The phishing document itself is tailored for Korean-speaking targets, and asks the user to enable macros in order to view its contents.
“The document name is in Korean “참가신청서양식.doc” and it is a participation application form for a fair in one of the South Korean cities,” the researchers write. “The document creation time is 31 March 2021 which indicates that the attack happened around the same time. The document has been weaponized with a macro that is executed upon opening.”
The most notable part of this campaign is the attackers’ use of a BMP (bitmap) image file to hide the malicious code. This allows the code to avoid detection even by security mechanisms that are designed to look for malicious code in images.
“Since the BMP file format is uncompressed graphics file format, converting a PNG file format into BMP file format automatically decompresses the malicious zlib object embedded from PNG to BMP,” the researchers explain. “This is a clever method used by the actor to bypass security mechanisms that can detect embedded objects within images. The reason is because the document contains a PNG image that has a compressed zlib malicious object and since it’s compressed it can not be detected by static detections. Then the threat actor just used a simple conversion mechanism to decompress the malicious content.”

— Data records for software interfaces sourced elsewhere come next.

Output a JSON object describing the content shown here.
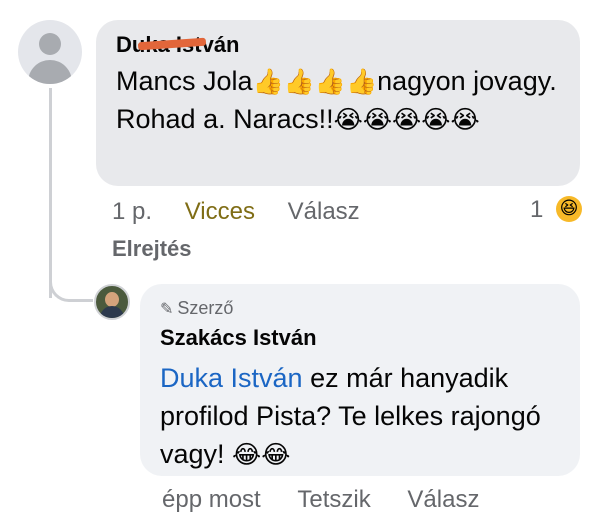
{
  "comment1": {
    "author": "Duka István",
    "text_before": "Mancs Jola",
    "emoji_thumbs": "👍👍👍👍",
    "text_middle": "nagyon jovagy. Rohad a. Naracs!!",
    "emoji_cry": "😭😭😭😭😭",
    "time": "1 p.",
    "reaction_label": "Vicces",
    "reply_label": "Válasz",
    "reaction_count": "1",
    "reaction_icon": "😆",
    "hide_label": "Elrejtés"
  },
  "comment2": {
    "badge": "Szerző",
    "author": "Szakács István",
    "mention": "Duka István",
    "text": " ez már hanyadik profilod Pista? Te lelkes rajongó vagy! ",
    "emoji": "😂😂",
    "time": "épp most",
    "like_label": "Tetszik",
    "reply_label": "Válasz"
  }
}
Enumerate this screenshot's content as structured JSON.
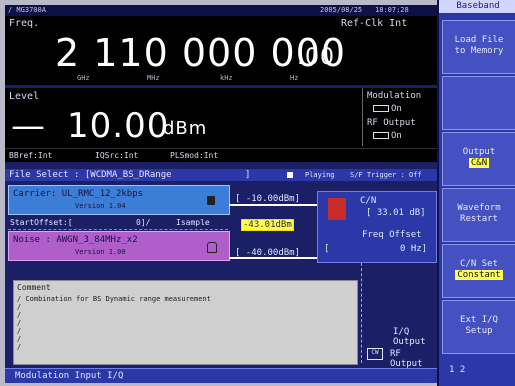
{
  "top": {
    "logo": "/ MG3700A",
    "date": "2005/08/25",
    "time": "18:07:28"
  },
  "freq": {
    "label": "Freq.",
    "ref": "Ref-Clk Int",
    "main": "2 110 000 000",
    "frac": ".00",
    "units": [
      "GHz",
      "MHz",
      "kHz",
      "Hz"
    ]
  },
  "level": {
    "label": "Level",
    "sign": "—",
    "value": "10.00",
    "unit": "dBm"
  },
  "modulation": {
    "label": "Modulation",
    "value": "On"
  },
  "rf_output": {
    "label": "RF Output",
    "value": "On"
  },
  "status_line": {
    "bbref": "BBref:Int",
    "iqsrc": "IQSrc:Int",
    "plsmod": "PLSmod:Int"
  },
  "file_select": {
    "label": "File Select : [WCDMA_BS_DRange",
    "bracket": "]",
    "playing": "Playing",
    "trigger": "S/F Trigger : Off"
  },
  "carrier": {
    "label": "Carrier: UL_RMC_12_2kbps",
    "version": "Version 1.04",
    "level": "[ -10.00dBm]"
  },
  "start_offset": {
    "label": "StartOffset:[",
    "value": "0]/",
    "unit": "Isample"
  },
  "noise": {
    "label": "Noise  : AWGN_3_84MHz_x2",
    "version": "Version 1.00",
    "level": "[ -40.00dBm]",
    "total": "-43.01dBm"
  },
  "cn": {
    "label": "C/N",
    "value": "[ 33.01 dB]"
  },
  "freq_offset": {
    "label": "Freq Offset",
    "value": "0 Hz]",
    "bracket": "["
  },
  "comment": {
    "title": "Comment",
    "lines": [
      "/ Combination for BS Dynamic range measurement",
      "/",
      "/",
      "/",
      "/",
      "/",
      "/"
    ]
  },
  "outputs": {
    "iq": "I/Q Output",
    "rf": "RF Output",
    "cw": "CW"
  },
  "bottom_bar": "Modulation Input I/Q",
  "sidebar": {
    "title": "Baseband",
    "buttons": [
      {
        "line1": "Load File",
        "line2": "to Memory"
      },
      {
        "line1": "",
        "line2": ""
      },
      {
        "line1": "Output",
        "line2": "C&N"
      },
      {
        "line1": "Waveform",
        "line2": "Restart"
      },
      {
        "line1": "C/N Set",
        "line2": "Constant"
      },
      {
        "line1": "Ext I/Q",
        "line2": "Setup"
      }
    ],
    "page": "1  2"
  }
}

Attackers will always find new ways to bypass technical defenses. New-school security awareness training can help your employees avoid falling for phishing attacks by teaching them how to recognize social engineering tactics.